> Your instructions:
Reproduce the records below in full and without edits, omitting images.

*** Opening Given entries ***

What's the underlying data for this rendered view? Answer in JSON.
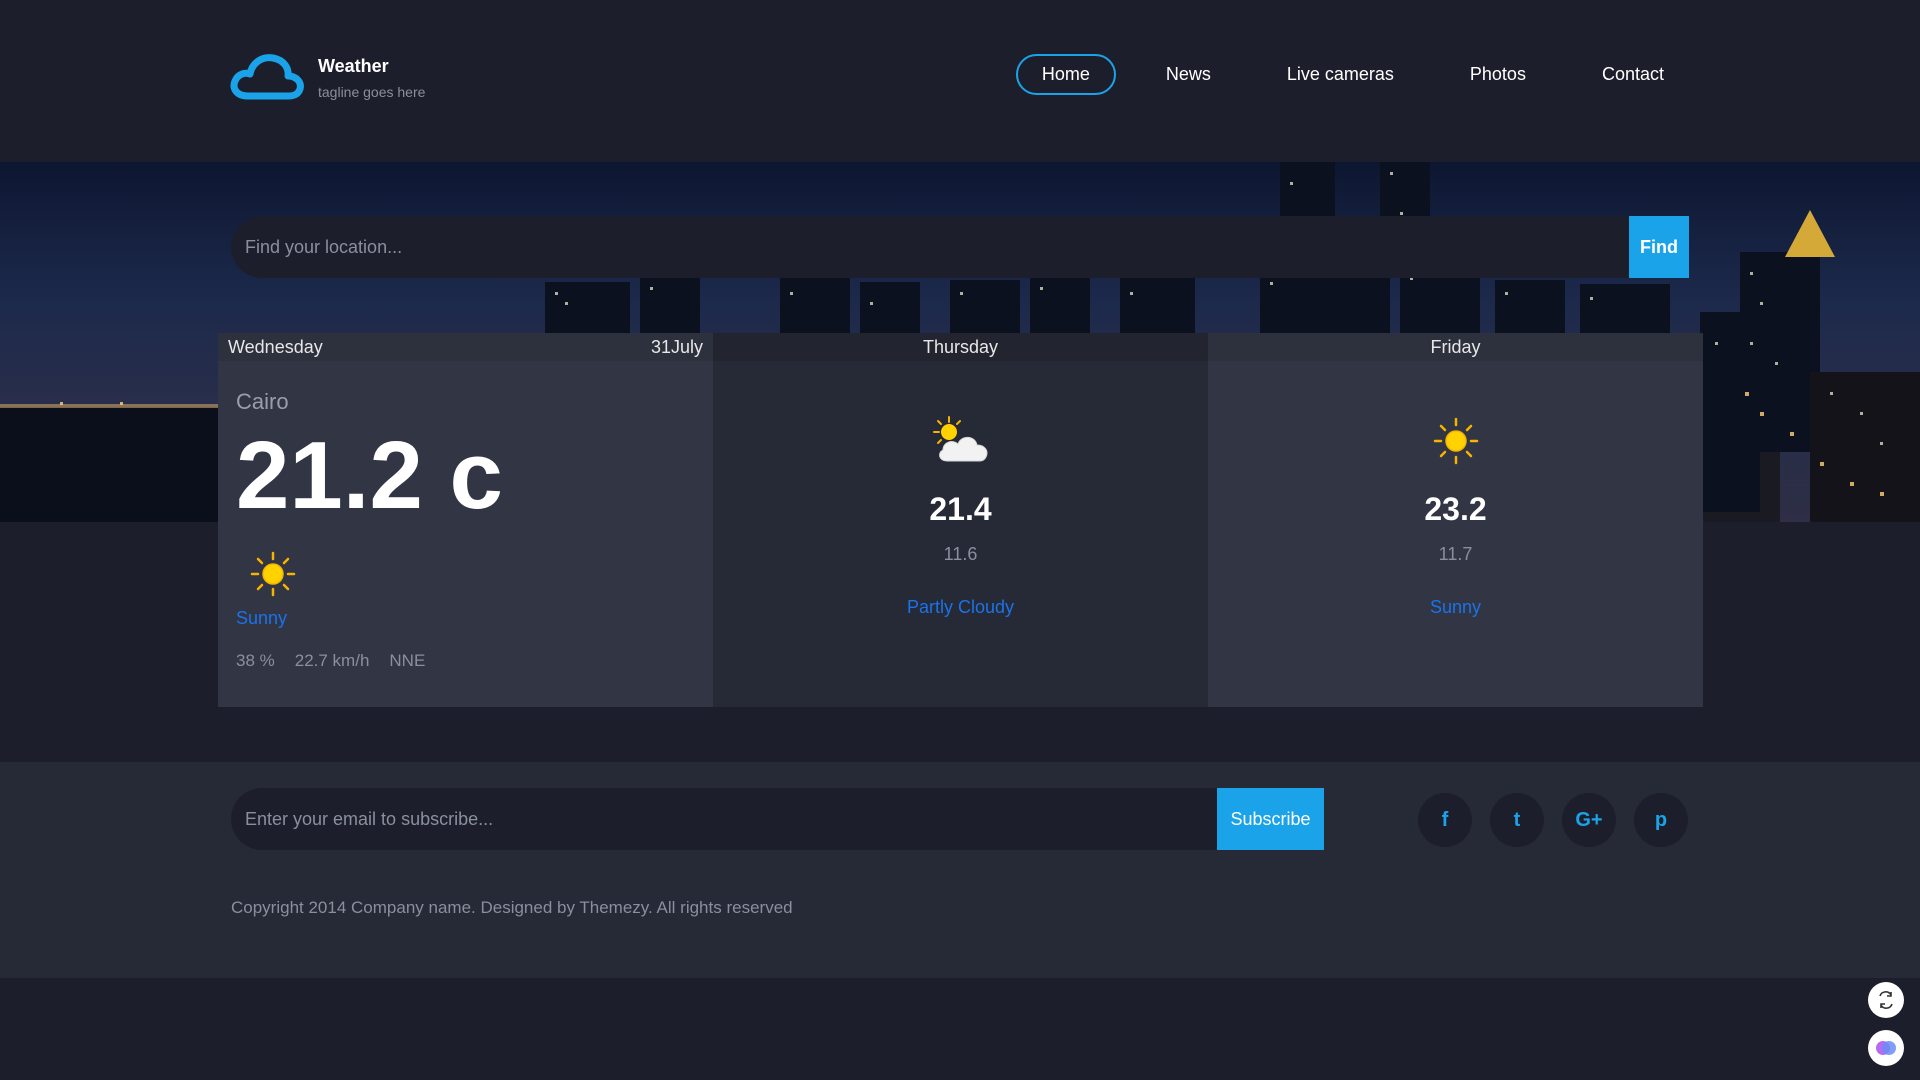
{
  "header": {
    "brand": "Weather",
    "tagline": "tagline goes here",
    "nav": [
      {
        "label": "Home",
        "active": true
      },
      {
        "label": "News"
      },
      {
        "label": "Live cameras"
      },
      {
        "label": "Photos"
      },
      {
        "label": "Contact"
      }
    ]
  },
  "search": {
    "placeholder": "Find your location...",
    "button": "Find"
  },
  "today": {
    "day": "Wednesday",
    "date": "31July",
    "city": "Cairo",
    "temp": "21.2 c",
    "icon": "sun-icon",
    "condition": "Sunny",
    "humidity": "38 %",
    "wind_speed": "22.7 km/h",
    "wind_dir": "NNE"
  },
  "forecast": [
    {
      "day": "Thursday",
      "icon": "partly-cloudy-icon",
      "max": "21.4",
      "min": "11.6",
      "condition": "Partly Cloudy"
    },
    {
      "day": "Friday",
      "icon": "sun-icon",
      "max": "23.2",
      "min": "11.7",
      "condition": "Sunny"
    }
  ],
  "footer": {
    "subscribe_placeholder": "Enter your email to subscribe...",
    "subscribe_button": "Subscribe",
    "socials": [
      {
        "glyph": "f",
        "icon": "facebook-icon"
      },
      {
        "glyph": "t",
        "icon": "twitter-icon"
      },
      {
        "glyph": "G+",
        "icon": "google-plus-icon"
      },
      {
        "glyph": "p",
        "icon": "pinterest-icon"
      }
    ],
    "copyright": "Copyright 2014 Company name. Designed by Themezy. All rights reserved"
  },
  "colors": {
    "accent": "#1aa3e8",
    "condition_text": "#1a73e8",
    "background": "#1c1f2b"
  }
}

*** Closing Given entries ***

> Finished task:
What's the underlying data for this rendered view? Answer in JSON.
{
  "header": {
    "brand": "Weather",
    "tagline": "tagline goes here",
    "nav": [
      {
        "label": "Home",
        "active": true
      },
      {
        "label": "News"
      },
      {
        "label": "Live cameras"
      },
      {
        "label": "Photos"
      },
      {
        "label": "Contact"
      }
    ]
  },
  "search": {
    "placeholder": "Find your location...",
    "button": "Find"
  },
  "today": {
    "day": "Wednesday",
    "date": "31July",
    "city": "Cairo",
    "temp": "21.2 c",
    "icon": "sun-icon",
    "condition": "Sunny",
    "humidity": "38 %",
    "wind_speed": "22.7 km/h",
    "wind_dir": "NNE"
  },
  "forecast": [
    {
      "day": "Thursday",
      "icon": "partly-cloudy-icon",
      "max": "21.4",
      "min": "11.6",
      "condition": "Partly Cloudy"
    },
    {
      "day": "Friday",
      "icon": "sun-icon",
      "max": "23.2",
      "min": "11.7",
      "condition": "Sunny"
    }
  ],
  "footer": {
    "subscribe_placeholder": "Enter your email to subscribe...",
    "subscribe_button": "Subscribe",
    "socials": [
      {
        "glyph": "f",
        "icon": "facebook-icon"
      },
      {
        "glyph": "t",
        "icon": "twitter-icon"
      },
      {
        "glyph": "G+",
        "icon": "google-plus-icon"
      },
      {
        "glyph": "p",
        "icon": "pinterest-icon"
      }
    ],
    "copyright": "Copyright 2014 Company name. Designed by Themezy. All rights reserved"
  },
  "colors": {
    "accent": "#1aa3e8",
    "condition_text": "#1a73e8",
    "background": "#1c1f2b"
  }
}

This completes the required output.